◆ **Problem details**: The full set of entries below is to be returned unchanged.

(Beginning of Listed records)

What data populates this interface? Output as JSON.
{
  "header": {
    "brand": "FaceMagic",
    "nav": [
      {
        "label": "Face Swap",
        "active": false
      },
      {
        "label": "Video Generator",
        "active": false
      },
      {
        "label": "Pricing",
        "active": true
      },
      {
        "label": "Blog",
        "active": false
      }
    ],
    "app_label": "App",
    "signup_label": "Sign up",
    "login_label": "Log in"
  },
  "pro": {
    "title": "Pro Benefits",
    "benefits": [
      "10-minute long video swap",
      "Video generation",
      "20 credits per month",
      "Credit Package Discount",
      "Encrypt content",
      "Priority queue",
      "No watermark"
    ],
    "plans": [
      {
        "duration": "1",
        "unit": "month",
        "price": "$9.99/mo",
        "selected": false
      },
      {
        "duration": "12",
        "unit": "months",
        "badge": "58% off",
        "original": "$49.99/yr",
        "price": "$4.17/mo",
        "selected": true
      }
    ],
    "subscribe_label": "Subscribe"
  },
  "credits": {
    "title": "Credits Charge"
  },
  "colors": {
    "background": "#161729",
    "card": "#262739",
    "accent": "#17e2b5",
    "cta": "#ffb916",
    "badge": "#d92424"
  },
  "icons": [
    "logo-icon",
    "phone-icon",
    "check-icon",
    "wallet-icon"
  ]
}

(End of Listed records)

◆ **Your solution**:
What data populates this interface? Output as JSON.
{
  "header": {
    "brand": "FaceMagic",
    "nav": [
      {
        "label": "Face Swap",
        "active": false
      },
      {
        "label": "Video Generator",
        "active": false
      },
      {
        "label": "Pricing",
        "active": true
      },
      {
        "label": "Blog",
        "active": false
      }
    ],
    "app_label": "App",
    "signup_label": "Sign up",
    "login_label": "Log in"
  },
  "pro": {
    "title": "Pro Benefits",
    "benefits": [
      "10-minute long video swap",
      "Video generation",
      "20 credits per month",
      "Credit Package Discount",
      "Encrypt content",
      "Priority queue",
      "No watermark"
    ],
    "plans": [
      {
        "duration": "1",
        "unit": "month",
        "price": "$9.99/mo",
        "selected": false
      },
      {
        "duration": "12",
        "unit": "months",
        "badge": "58% off",
        "original": "$49.99/yr",
        "price": "$4.17/mo",
        "selected": true
      }
    ],
    "subscribe_label": "Subscribe"
  },
  "credits": {
    "title": "Credits Charge"
  },
  "colors": {
    "background": "#161729",
    "card": "#262739",
    "accent": "#17e2b5",
    "cta": "#ffb916",
    "badge": "#d92424"
  },
  "icons": [
    "logo-icon",
    "phone-icon",
    "check-icon",
    "wallet-icon"
  ]
}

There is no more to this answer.